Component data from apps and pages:
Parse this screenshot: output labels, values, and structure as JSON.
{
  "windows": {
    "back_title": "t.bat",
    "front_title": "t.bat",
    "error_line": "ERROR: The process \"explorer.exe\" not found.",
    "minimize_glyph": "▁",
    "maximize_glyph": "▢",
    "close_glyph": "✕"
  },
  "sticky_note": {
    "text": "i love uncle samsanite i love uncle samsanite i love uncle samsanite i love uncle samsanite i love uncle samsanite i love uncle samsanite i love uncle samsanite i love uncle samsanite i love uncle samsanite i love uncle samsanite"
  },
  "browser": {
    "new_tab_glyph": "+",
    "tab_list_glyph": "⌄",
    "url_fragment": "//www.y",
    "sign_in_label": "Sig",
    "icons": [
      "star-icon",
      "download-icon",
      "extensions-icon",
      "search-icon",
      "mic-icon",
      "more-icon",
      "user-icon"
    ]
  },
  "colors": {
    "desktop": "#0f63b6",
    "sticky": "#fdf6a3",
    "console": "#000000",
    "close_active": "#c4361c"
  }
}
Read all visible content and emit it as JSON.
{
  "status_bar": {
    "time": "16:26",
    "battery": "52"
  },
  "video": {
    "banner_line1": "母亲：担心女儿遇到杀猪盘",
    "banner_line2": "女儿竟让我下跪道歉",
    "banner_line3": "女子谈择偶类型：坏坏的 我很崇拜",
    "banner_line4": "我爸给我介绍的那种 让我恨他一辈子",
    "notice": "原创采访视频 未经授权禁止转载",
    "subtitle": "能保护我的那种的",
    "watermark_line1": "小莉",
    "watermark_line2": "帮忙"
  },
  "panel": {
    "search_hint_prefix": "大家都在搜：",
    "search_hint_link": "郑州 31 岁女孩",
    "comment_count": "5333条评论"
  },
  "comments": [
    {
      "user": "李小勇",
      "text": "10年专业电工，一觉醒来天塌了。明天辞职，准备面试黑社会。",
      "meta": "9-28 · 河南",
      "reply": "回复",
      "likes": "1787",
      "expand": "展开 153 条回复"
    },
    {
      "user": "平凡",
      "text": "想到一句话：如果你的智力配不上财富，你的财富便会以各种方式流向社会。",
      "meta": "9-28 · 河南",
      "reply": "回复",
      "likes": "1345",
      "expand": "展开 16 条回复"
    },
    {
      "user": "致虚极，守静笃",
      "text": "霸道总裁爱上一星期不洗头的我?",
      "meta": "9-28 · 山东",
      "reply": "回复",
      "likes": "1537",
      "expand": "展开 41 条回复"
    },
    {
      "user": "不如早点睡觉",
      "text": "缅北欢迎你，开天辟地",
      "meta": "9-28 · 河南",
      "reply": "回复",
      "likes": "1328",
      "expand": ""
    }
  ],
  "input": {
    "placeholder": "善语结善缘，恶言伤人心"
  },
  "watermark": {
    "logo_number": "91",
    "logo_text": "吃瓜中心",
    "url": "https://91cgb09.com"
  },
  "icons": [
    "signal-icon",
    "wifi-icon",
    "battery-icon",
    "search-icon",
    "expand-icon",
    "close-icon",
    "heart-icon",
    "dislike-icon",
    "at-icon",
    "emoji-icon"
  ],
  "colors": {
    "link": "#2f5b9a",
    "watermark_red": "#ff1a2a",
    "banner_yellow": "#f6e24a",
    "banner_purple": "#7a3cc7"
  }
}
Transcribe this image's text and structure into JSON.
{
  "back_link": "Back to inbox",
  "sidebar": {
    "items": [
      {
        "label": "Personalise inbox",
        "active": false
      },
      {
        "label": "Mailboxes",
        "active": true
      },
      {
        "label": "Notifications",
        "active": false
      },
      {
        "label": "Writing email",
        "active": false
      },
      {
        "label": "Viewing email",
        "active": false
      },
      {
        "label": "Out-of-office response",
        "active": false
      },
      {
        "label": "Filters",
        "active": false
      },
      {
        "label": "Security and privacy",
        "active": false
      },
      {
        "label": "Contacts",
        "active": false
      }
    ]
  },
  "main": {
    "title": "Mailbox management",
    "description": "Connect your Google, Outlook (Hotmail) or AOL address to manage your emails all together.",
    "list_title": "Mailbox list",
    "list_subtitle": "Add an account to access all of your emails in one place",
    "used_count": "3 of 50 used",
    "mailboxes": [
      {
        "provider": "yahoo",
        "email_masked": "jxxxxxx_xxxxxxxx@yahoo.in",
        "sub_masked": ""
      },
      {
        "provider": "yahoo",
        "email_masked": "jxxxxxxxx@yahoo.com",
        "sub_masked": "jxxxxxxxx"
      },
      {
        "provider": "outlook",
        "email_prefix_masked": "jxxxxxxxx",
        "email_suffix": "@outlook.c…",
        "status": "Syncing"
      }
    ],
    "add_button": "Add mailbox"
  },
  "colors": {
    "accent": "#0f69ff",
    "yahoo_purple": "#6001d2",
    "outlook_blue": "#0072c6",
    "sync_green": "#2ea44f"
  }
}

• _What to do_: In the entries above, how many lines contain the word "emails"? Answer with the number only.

• _Solution_: 2